Cushman Motor Scooters
By Walter F. Kern
A trip down motorcycle memory lane on a Cushman motor scooter
Back in 1954 or thereabouts I was halfway through high school and in need of some basic transportation. I had just received my driver's license and I was in search of wheels. My buddy wanted to sell his Cushman motor scooter. He offered to let me take the motor scooter for a day or two and try it out. I don't know what scooter model it was. It was a red motor scooter and had an automatic transmission. You twisted the grip on the scooter to go and stepped on the brake to stop. Pretty simple. The motor scooter had that enclosed body with a lift-up trunk. I rode the scooter all over town and had a lot of fun with it but I decided not to buy the scooter. Those were the days when I was trying to decide among getting a scooter, a Crosley automobile, a Harley-Davidson motorcycle, or a 1937 Oldsmobile.
The Olds finally won out and I left 2-wheel vehicles, including scooters, to sit in the back of my mind for the next 35 years.
Recently I was thumbing through a copy of the Whitehorse Press Motorcycle Catalog that's delivered to my door once or twice a year. (If you aren't aware of this catalog you should be. It contains all sorts of motorcycle-related books, videos, repair manuals, tools, etc. Many of these books can't be found at your local bookstore or at the usual Internet bookstores. See sidebar.) On the top of one of the pages I spied: "Scooter Mania Takes Over." My eyes drifted down to books about various motor scooters. There was Cushman, a name from the past.

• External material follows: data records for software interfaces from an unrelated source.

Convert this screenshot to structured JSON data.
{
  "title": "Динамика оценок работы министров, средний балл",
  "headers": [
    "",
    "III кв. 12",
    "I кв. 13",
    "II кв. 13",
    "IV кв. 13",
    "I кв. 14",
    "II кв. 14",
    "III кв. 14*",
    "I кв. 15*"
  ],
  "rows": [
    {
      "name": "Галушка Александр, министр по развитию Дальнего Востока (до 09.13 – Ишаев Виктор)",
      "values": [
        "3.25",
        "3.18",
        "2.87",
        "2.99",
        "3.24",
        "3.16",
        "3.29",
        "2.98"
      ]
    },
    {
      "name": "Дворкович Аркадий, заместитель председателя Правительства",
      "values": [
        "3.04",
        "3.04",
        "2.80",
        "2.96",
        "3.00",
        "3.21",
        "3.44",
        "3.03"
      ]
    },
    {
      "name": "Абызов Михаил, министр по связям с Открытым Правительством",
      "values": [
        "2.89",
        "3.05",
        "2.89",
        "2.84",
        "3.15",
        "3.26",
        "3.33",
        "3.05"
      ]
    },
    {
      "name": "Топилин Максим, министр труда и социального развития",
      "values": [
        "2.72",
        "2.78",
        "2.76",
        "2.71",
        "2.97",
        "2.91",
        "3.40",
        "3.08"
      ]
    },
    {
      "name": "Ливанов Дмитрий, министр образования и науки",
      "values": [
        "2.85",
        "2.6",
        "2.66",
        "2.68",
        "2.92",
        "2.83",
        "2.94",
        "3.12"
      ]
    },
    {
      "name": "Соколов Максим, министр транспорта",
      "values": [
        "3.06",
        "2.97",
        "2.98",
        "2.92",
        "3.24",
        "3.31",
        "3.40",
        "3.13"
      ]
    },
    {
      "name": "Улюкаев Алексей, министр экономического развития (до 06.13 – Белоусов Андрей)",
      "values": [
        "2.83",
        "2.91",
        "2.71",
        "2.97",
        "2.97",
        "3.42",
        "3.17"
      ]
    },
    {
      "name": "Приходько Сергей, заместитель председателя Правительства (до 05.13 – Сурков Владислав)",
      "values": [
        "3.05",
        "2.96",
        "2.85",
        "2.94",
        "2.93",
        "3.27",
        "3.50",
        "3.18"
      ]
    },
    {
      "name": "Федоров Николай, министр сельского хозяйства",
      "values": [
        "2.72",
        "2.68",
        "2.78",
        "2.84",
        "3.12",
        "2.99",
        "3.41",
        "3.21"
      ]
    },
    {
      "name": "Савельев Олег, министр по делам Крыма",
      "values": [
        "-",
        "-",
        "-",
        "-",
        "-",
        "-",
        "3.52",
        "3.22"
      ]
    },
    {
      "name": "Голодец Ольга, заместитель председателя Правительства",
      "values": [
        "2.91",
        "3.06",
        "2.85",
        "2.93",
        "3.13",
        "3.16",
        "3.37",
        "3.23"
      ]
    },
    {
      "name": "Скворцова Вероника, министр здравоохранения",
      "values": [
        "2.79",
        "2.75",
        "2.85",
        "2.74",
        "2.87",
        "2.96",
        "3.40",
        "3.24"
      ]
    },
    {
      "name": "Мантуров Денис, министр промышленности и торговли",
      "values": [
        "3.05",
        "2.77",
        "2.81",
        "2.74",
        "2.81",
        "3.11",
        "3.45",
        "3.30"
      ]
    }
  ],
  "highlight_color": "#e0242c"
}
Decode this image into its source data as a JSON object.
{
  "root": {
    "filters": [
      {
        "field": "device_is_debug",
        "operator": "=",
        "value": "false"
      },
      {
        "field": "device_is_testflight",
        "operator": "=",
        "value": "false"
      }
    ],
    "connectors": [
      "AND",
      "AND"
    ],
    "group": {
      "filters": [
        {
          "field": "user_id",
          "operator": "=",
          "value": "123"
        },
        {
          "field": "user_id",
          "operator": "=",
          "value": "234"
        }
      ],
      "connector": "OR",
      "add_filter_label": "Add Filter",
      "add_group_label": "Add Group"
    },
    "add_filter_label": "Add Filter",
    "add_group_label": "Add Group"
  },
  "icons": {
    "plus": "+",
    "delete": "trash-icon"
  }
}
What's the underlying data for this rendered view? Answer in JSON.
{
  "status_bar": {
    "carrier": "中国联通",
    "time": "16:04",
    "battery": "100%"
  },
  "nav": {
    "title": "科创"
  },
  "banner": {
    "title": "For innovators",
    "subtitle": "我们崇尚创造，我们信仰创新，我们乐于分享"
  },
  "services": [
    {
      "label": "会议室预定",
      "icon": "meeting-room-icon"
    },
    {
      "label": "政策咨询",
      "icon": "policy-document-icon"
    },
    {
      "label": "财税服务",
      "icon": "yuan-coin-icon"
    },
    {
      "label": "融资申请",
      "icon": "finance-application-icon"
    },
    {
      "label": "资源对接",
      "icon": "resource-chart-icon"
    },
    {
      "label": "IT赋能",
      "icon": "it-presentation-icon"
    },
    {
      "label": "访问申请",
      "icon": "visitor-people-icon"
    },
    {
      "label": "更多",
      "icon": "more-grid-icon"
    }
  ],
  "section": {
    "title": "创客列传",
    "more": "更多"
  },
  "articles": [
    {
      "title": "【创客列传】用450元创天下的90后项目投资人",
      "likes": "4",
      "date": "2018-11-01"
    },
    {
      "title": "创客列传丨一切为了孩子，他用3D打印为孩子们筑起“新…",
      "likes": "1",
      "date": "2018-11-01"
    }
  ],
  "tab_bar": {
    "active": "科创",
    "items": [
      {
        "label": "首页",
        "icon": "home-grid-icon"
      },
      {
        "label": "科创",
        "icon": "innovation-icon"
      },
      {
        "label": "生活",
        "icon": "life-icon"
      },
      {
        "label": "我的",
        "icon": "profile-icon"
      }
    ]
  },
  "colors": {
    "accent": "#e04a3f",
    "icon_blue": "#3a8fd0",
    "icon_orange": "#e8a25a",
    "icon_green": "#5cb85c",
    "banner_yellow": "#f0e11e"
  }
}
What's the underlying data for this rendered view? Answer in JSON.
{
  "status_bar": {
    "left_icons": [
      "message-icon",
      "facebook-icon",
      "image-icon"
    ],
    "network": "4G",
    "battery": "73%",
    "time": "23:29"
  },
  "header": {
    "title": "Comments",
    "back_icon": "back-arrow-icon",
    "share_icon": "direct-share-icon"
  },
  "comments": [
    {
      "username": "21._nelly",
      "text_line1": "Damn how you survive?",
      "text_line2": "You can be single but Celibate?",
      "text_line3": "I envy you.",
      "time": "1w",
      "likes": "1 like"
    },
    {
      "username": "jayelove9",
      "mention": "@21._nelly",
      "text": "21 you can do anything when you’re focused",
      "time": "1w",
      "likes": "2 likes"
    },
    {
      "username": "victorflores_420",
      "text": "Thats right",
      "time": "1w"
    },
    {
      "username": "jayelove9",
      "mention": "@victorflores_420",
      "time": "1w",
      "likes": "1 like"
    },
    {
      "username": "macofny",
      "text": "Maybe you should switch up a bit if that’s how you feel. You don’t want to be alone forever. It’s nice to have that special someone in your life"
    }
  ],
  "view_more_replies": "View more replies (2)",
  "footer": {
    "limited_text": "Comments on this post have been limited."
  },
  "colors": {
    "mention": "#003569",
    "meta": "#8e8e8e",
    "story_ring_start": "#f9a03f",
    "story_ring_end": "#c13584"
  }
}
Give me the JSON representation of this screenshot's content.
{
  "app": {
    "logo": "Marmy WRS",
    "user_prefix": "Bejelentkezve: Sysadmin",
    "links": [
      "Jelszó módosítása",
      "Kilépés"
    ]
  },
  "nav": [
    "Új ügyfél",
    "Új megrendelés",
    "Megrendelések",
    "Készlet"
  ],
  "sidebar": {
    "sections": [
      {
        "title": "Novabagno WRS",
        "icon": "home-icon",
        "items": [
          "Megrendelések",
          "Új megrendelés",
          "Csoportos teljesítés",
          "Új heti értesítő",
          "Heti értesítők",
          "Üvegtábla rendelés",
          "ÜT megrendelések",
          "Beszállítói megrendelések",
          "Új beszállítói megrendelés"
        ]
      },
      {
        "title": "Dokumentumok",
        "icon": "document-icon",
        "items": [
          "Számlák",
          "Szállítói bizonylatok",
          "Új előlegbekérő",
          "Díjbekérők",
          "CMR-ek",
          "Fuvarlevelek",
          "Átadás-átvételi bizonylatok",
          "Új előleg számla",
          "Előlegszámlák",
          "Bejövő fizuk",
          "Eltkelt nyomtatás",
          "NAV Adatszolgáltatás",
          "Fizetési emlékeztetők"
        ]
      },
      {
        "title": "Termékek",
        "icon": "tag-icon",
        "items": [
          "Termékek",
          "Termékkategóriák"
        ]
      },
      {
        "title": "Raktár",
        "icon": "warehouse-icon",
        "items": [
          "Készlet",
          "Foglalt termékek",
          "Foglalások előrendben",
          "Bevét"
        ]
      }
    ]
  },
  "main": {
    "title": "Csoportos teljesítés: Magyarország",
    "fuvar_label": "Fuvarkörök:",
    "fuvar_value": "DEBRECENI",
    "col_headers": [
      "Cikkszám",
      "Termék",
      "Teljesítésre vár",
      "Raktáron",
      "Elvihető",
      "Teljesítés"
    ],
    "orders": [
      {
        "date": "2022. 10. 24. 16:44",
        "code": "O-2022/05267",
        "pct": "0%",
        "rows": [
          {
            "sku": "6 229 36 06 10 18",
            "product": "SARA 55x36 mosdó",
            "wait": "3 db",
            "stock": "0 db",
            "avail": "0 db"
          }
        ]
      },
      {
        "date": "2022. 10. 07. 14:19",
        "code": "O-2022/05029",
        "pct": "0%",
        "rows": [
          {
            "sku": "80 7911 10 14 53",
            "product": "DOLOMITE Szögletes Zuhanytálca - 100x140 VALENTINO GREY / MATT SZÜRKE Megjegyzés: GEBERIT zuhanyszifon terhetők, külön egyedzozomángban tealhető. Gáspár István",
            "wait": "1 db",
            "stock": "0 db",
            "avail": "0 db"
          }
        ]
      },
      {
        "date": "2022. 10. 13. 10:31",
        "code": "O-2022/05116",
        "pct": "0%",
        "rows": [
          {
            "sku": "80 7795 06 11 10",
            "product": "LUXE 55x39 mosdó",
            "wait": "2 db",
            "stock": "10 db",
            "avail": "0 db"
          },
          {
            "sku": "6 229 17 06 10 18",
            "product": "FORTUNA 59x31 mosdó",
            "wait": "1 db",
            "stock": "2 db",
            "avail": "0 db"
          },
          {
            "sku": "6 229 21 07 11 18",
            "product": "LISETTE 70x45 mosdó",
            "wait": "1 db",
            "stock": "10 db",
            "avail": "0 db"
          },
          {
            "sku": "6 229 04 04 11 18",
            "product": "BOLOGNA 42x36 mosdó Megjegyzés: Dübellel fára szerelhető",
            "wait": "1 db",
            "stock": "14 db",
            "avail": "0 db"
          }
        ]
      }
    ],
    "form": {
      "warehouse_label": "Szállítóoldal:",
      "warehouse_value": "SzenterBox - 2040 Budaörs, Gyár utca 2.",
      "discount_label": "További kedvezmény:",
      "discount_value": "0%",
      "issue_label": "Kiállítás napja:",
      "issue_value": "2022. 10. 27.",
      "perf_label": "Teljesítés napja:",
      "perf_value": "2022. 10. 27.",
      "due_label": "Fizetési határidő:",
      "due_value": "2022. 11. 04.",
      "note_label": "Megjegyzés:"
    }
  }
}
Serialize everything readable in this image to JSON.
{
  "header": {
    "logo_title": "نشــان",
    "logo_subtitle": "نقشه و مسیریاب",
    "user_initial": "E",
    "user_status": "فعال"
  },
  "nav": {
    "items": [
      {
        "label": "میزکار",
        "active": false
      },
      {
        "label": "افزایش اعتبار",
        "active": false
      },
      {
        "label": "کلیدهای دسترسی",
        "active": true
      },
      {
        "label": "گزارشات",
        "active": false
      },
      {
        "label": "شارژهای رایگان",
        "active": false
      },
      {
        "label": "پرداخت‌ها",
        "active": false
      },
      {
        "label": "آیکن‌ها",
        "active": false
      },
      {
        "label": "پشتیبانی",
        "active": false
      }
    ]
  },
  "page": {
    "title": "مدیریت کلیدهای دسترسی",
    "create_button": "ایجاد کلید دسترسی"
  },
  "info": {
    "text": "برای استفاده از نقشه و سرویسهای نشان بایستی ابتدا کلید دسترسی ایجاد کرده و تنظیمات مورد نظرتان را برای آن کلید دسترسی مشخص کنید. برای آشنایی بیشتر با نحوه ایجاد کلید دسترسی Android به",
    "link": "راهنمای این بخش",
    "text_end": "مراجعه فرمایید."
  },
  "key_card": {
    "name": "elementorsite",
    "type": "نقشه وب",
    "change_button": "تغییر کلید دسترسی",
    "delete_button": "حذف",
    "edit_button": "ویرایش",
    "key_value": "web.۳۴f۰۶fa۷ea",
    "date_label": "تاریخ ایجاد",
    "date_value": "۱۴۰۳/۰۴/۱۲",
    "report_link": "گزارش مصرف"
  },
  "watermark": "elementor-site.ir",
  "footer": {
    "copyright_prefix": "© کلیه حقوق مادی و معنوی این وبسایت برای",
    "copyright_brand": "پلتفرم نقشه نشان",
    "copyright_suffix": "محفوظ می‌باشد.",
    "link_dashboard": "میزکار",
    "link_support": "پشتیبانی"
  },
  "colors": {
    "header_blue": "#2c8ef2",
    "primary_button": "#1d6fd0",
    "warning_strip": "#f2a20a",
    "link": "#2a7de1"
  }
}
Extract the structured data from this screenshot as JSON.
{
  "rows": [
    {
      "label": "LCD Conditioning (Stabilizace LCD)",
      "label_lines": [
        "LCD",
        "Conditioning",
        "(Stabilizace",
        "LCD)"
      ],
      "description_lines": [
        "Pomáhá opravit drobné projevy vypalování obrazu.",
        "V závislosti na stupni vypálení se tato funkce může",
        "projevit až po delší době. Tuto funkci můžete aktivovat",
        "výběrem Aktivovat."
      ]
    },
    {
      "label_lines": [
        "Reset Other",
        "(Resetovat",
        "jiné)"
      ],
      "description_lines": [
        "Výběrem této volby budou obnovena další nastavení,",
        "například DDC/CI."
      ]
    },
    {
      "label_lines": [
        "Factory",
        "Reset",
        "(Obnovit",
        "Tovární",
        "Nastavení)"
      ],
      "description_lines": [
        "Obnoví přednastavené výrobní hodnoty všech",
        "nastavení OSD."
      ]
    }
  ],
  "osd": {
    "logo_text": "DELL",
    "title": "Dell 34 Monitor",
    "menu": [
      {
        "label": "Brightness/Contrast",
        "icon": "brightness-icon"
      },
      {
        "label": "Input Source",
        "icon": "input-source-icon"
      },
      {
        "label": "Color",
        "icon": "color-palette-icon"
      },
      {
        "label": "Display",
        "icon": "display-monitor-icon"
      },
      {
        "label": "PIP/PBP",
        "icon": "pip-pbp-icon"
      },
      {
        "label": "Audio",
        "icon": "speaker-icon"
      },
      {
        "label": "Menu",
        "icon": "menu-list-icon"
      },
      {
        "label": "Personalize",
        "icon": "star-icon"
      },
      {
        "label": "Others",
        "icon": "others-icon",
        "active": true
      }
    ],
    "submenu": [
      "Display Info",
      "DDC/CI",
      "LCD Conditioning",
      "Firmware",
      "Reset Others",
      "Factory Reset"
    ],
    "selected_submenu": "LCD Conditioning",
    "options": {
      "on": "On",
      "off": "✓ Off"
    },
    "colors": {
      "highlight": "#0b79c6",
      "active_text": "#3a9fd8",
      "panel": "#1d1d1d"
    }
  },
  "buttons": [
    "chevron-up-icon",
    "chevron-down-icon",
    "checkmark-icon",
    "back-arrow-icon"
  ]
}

One of the Cushman motor scooter publications, The Complete Guide to Cushman Motor Scooters, caught my eye and I ordered it online from Whitehorse. The author, Bill Somerville, was also the founder of the Cushman Club of America. Somerville has a complete identification guide for Cushman motor scooters in this book. He shows some of the original scooter sales literature as well. As he points out, it's sometimes difficult to identify a Cushman scooter since the company would often take parts from previous year's models and substitute them if they were running out of current scooter parts. You could even get the paint changed if you wanted to. Be sure to order this book from Whitehorse Press for more details. Here are a few facts about the Cushman scooter to refresh your memory.
Originally the company made engines and decided to build a motor scooter just to have another product to put the engines in. The earliest Cushman scooters were sold in 1937 and known as Auto-Glide models. The first model was 1-1 for first scooter and first model. The 1-2 was the second model and so forth. The original Auto-Glides sold for $132 to $140. By 1938 Cushman had nine models of scooters.
They continued to build scooters in what they called the twenty series and thirty series until World War II. Then all scooter production went to the war effort. Some wartime motor scooters were designed to be dropped from airplanes and they were used for other military duties.
The fifty series of scooters after the war resulted in something the Cushman Company called "The Family Scooter." These were 4 H.P. motor scooters with automatic clutch and were simple to operate. It was one of these scooters that I believe I took out for a road test as mentioned above. Next came the sixty series scooters that had a more rounded look in the back body, more horsepower, better lighting and prices that averaged around $250. Cushman also made a variety of other vehicles that used the same basic design including a Package Kar, Stake Kar, Side-Kar, Package Truckster, Personnel Truckster and Stake Truckster.
The Cushman Eagle scooters were first sold in 1949. They looked like miniature motorcycles and gained in popularity becoming the best sellers for Cushman. Most of the Cushman scooters you see on the Internet (see Scooter Links section in the sidebar) are Eagles. Personally, I never liked the Eagle design. To me it wasn't a scooter anymore with the traditional step-through design. Apparently, the general public felt the same way in the early sixties when the Japanese invasion of motorcycles began and other scooters began being imported to the USA. In 1961 Cushman actually decided to distribute Vespa scooters in the US. Cushman discontinued the Eagle scooter in 1965 and soon the entire line. Thereafter they concentrated on building industrial and commercial vehicles including golf cars.
Surprisingly, Cushman is a survivor and exists today under the parent company of Textron. Indeed, Cushman celebrated its 100th anniversary in June, 2001 at their plant in Lincoln, Nebraska. Logon to their Web site and see how Cushman continues to make those vehicles that still remind you of their motor scooter heritage.